The first reversal agent for a novel oral anticoagulant is now available in Australia.
Idarucizumab (Praxbind) manufactured by Boehringer Ingelheim is expected to be used in patients taking dabigatran who require reversal of anticoagulation for emergency surgery or who have life-threatening or uncontrolled bleeding.
Its registration is based on the results from the Phase III Reversal Effects of Idarucizumab on Active Dabigatran (REVERSE-AD) study published in the NEJM last year that showed idarucizumab completely reversed the anticoagulant effect of dabigatran within minutes.
“Management strategies for bleeding on NOACs have been based on supportive measures until now, but the availability of a specific reversal agent for dabigatran-associated bleeding should provide rapid and complete clearance of the anticoagulant effect,” said Professor Chris Ward who is a haematologist at the Royal North Shore Hospital in Sydney.
“While Praxbind can be given in these critical situations without waiting for the results of coagulation assays, we believe laboratory assays can aid in choosing which patients should be treated with Praxbind, and in confirming the reversal of drug effect.
Many laboratories can now test for dabigatran levels using assays such as the dilute thrombin time,” he said.
He added that restarting anticoagulation after idarucizumab (Praxbind) reversal for surgery or bleeding was important in patients with an ongoing risk of thrombosis.
“The timing and intensity of anticoagulation retreatment should be based on individual patient factors,” he advised.
Managing Director for Boehringer Ingelheim ANZ, Mr Wes Cook said while use of Praxbind is anticipated to be rare, was an important advancement in care for Australian patients with atrial fibrillation.

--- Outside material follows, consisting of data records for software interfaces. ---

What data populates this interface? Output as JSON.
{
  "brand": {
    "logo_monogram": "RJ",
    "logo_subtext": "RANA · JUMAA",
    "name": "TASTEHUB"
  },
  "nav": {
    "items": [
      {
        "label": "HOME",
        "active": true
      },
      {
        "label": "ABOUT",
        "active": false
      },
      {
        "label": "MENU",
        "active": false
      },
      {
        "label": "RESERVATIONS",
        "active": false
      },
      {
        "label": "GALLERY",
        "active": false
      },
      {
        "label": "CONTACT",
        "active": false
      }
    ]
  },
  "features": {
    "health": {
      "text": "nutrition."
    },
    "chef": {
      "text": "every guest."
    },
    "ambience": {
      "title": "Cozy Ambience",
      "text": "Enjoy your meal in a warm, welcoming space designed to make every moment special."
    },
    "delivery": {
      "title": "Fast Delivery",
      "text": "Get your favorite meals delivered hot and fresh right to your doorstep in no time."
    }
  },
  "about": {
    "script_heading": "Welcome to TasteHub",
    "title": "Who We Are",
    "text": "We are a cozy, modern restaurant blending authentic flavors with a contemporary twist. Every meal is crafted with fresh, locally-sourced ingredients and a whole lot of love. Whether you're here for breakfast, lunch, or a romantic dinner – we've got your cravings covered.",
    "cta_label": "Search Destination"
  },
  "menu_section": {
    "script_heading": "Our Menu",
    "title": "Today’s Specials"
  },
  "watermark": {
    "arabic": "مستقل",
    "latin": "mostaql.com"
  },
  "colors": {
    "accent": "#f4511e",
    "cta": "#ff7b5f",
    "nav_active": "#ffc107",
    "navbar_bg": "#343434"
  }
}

“We are working closely with specialists in emergency medicine, surgery and haematology to ensure the well-managed introduction of the reversal agent into clinical practice,” he said.
Idarucizumab (Praxbind) is a humanised monoclonal antibody fragment that binds specifically and exclusively to the direct thrombin inhibitor Pradaxa and is not suitable for use with other anticoagulants.
It comes as a ready-to-use solution that can be administered intravenously as two consecutive infusions over 5-10 minutes, or as an injection. It is not listed on the PBS